◆ TASK
What you write must match exactly the lines from the one with "Read all visible content and emit it as JSON." through the last line of the material below.

LISTED ENTRIES below:

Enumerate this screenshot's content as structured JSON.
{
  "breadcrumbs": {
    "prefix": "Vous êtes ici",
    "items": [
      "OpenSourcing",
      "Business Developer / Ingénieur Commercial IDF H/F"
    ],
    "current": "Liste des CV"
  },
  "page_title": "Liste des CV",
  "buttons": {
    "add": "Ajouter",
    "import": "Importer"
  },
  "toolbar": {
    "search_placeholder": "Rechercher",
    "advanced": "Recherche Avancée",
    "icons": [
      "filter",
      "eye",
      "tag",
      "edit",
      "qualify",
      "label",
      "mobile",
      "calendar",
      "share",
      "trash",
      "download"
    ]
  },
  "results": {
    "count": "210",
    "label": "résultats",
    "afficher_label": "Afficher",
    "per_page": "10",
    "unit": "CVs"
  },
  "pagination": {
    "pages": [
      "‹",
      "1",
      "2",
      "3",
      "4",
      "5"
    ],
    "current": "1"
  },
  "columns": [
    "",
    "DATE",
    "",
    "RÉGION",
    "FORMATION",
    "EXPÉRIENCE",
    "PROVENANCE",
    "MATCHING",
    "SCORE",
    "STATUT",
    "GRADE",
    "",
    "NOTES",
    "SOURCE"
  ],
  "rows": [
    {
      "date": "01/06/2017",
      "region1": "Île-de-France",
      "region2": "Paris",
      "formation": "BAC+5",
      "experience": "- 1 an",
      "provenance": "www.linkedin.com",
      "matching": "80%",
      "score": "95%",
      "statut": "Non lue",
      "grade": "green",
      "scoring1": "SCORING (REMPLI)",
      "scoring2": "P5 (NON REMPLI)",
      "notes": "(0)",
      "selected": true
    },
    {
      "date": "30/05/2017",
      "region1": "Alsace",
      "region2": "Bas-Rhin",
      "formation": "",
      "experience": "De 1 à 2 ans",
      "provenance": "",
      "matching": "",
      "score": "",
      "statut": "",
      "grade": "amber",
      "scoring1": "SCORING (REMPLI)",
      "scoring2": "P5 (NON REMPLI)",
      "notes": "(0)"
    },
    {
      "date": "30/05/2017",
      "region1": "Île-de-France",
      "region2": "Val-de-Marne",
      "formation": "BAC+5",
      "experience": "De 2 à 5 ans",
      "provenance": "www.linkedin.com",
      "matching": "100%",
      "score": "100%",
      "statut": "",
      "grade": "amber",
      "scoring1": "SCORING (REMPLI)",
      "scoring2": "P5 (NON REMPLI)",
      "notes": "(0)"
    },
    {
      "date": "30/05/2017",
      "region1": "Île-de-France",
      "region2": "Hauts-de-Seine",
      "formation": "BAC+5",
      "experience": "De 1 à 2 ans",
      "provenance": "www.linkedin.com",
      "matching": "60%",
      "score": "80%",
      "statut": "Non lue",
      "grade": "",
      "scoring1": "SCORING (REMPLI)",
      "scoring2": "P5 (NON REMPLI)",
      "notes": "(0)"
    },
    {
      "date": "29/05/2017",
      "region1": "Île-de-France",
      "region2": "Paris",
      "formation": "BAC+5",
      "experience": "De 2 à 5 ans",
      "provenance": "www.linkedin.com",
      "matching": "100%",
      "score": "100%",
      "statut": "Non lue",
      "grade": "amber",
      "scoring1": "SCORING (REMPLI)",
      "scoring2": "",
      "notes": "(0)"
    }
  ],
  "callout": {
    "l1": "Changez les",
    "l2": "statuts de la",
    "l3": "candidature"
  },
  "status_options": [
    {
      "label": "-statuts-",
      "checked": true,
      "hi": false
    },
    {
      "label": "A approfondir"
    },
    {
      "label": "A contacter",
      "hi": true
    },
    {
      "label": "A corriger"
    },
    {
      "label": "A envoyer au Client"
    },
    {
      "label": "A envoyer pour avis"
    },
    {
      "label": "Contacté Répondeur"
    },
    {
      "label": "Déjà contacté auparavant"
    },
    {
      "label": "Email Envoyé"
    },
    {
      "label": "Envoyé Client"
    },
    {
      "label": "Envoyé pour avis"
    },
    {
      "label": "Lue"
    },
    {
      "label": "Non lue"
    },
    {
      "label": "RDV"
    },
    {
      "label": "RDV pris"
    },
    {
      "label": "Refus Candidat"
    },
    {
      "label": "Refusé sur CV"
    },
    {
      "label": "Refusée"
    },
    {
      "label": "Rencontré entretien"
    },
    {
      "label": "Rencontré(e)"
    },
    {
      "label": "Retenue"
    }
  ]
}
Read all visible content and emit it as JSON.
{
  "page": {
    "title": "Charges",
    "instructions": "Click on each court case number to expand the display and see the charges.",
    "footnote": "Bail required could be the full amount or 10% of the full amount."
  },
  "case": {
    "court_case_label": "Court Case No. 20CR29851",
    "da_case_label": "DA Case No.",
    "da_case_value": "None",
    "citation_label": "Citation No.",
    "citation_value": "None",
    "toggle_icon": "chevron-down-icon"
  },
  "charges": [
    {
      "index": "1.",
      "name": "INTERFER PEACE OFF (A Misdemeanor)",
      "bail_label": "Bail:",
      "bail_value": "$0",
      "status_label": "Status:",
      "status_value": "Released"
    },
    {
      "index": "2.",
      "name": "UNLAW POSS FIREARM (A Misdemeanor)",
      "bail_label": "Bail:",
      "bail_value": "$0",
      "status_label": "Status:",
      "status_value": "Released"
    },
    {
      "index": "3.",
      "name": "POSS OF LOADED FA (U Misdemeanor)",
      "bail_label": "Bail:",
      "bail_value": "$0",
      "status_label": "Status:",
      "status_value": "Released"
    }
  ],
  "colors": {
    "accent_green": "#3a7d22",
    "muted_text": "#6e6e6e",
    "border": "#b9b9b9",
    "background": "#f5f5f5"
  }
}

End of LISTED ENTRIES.

◆ TASK RESPONSE
Read all visible content and emit it as JSON.
{
  "page": {
    "title": "Charges",
    "instructions": "Click on each court case number to expand the display and see the charges.",
    "footnote": "Bail required could be the full amount or 10% of the full amount."
  },
  "case": {
    "court_case_label": "Court Case No. 20CR29851",
    "da_case_label": "DA Case No.",
    "da_case_value": "None",
    "citation_label": "Citation No.",
    "citation_value": "None",
    "toggle_icon": "chevron-down-icon"
  },
  "charges": [
    {
      "index": "1.",
      "name": "INTERFER PEACE OFF (A Misdemeanor)",
      "bail_label": "Bail:",
      "bail_value": "$0",
      "status_label": "Status:",
      "status_value": "Released"
    },
    {
      "index": "2.",
      "name": "UNLAW POSS FIREARM (A Misdemeanor)",
      "bail_label": "Bail:",
      "bail_value": "$0",
      "status_label": "Status:",
      "status_value": "Released"
    },
    {
      "index": "3.",
      "name": "POSS OF LOADED FA (U Misdemeanor)",
      "bail_label": "Bail:",
      "bail_value": "$0",
      "status_label": "Status:",
      "status_value": "Released"
    }
  ],
  "colors": {
    "accent_green": "#3a7d22",
    "muted_text": "#6e6e6e",
    "border": "#b9b9b9",
    "background": "#f5f5f5"
  }
}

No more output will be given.